Stored data

########################################

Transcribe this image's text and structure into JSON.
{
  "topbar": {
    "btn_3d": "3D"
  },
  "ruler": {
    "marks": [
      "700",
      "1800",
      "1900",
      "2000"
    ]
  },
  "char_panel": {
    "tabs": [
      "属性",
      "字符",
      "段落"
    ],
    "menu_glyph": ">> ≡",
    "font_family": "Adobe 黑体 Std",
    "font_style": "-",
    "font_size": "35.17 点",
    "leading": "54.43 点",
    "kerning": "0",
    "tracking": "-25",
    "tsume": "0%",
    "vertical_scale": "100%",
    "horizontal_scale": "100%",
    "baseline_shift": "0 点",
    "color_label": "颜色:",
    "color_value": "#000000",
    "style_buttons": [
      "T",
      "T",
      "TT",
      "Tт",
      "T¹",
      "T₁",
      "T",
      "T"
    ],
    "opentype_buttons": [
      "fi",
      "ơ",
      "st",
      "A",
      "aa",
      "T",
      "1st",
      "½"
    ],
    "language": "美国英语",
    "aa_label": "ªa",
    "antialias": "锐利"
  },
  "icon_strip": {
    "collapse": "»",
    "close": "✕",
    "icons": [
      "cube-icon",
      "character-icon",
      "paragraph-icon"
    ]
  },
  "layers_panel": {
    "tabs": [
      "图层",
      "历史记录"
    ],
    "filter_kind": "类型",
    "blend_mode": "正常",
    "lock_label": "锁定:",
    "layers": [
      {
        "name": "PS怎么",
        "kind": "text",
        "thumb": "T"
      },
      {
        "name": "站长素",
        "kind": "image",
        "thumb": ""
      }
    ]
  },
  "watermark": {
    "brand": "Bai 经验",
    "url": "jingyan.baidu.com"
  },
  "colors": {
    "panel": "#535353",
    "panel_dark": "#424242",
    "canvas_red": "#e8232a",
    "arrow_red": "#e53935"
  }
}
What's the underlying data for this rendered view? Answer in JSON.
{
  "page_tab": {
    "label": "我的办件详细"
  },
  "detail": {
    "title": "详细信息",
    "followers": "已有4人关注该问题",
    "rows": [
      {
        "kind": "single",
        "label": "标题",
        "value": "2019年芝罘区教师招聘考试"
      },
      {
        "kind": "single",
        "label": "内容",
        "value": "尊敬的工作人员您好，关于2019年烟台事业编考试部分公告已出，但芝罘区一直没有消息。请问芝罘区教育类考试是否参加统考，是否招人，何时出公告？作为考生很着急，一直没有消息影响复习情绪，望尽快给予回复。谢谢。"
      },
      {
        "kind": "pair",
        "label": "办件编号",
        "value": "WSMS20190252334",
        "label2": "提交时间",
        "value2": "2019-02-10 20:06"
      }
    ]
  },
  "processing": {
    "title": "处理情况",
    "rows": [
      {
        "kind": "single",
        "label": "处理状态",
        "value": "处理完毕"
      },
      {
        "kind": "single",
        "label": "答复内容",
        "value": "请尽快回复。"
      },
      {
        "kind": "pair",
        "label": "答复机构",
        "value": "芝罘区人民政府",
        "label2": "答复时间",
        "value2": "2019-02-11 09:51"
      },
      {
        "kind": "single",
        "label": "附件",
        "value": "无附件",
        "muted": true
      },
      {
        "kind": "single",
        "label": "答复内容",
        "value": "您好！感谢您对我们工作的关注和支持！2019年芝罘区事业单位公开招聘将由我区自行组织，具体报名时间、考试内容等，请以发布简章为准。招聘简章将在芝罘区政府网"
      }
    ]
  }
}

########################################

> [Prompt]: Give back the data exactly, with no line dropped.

> [Finished exercise]:
Transcribe this image's text and structure into JSON.
{
  "topbar": {
    "btn_3d": "3D"
  },
  "ruler": {
    "marks": [
      "700",
      "1800",
      "1900",
      "2000"
    ]
  },
  "char_panel": {
    "tabs": [
      "属性",
      "字符",
      "段落"
    ],
    "menu_glyph": ">> ≡",
    "font_family": "Adobe 黑体 Std",
    "font_style": "-",
    "font_size": "35.17 点",
    "leading": "54.43 点",
    "kerning": "0",
    "tracking": "-25",
    "tsume": "0%",
    "vertical_scale": "100%",
    "horizontal_scale": "100%",
    "baseline_shift": "0 点",
    "color_label": "颜色:",
    "color_value": "#000000",
    "style_buttons": [
      "T",
      "T",
      "TT",
      "Tт",
      "T¹",
      "T₁",
      "T",
      "T"
    ],
    "opentype_buttons": [
      "fi",
      "ơ",
      "st",
      "A",
      "aa",
      "T",
      "1st",
      "½"
    ],
    "language": "美国英语",
    "aa_label": "ªa",
    "antialias": "锐利"
  },
  "icon_strip": {
    "collapse": "»",
    "close": "✕",
    "icons": [
      "cube-icon",
      "character-icon",
      "paragraph-icon"
    ]
  },
  "layers_panel": {
    "tabs": [
      "图层",
      "历史记录"
    ],
    "filter_kind": "类型",
    "blend_mode": "正常",
    "lock_label": "锁定:",
    "layers": [
      {
        "name": "PS怎么",
        "kind": "text",
        "thumb": "T"
      },
      {
        "name": "站长素",
        "kind": "image",
        "thumb": ""
      }
    ]
  },
  "watermark": {
    "brand": "Bai 经验",
    "url": "jingyan.baidu.com"
  },
  "colors": {
    "panel": "#535353",
    "panel_dark": "#424242",
    "canvas_red": "#e8232a",
    "arrow_red": "#e53935"
  }
}
What's the underlying data for this rendered view? Answer in JSON.
{
  "page_tab": {
    "label": "我的办件详细"
  },
  "detail": {
    "title": "详细信息",
    "followers": "已有4人关注该问题",
    "rows": [
      {
        "kind": "single",
        "label": "标题",
        "value": "2019年芝罘区教师招聘考试"
      },
      {
        "kind": "single",
        "label": "内容",
        "value": "尊敬的工作人员您好，关于2019年烟台事业编考试部分公告已出，但芝罘区一直没有消息。请问芝罘区教育类考试是否参加统考，是否招人，何时出公告？作为考生很着急，一直没有消息影响复习情绪，望尽快给予回复。谢谢。"
      },
      {
        "kind": "pair",
        "label": "办件编号",
        "value": "WSMS20190252334",
        "label2": "提交时间",
        "value2": "2019-02-10 20:06"
      }
    ]
  },
  "processing": {
    "title": "处理情况",
    "rows": [
      {
        "kind": "single",
        "label": "处理状态",
        "value": "处理完毕"
      },
      {
        "kind": "single",
        "label": "答复内容",
        "value": "请尽快回复。"
      },
      {
        "kind": "pair",
        "label": "答复机构",
        "value": "芝罘区人民政府",
        "label2": "答复时间",
        "value2": "2019-02-11 09:51"
      },
      {
        "kind": "single",
        "label": "附件",
        "value": "无附件",
        "muted": true
      },
      {
        "kind": "single",
        "label": "答复内容",
        "value": "您好！感谢您对我们工作的关注和支持！2019年芝罘区事业单位公开招聘将由我区自行组织，具体报名时间、考试内容等，请以发布简章为准。招聘简章将在芝罘区政府网"
      }
    ]
  }
}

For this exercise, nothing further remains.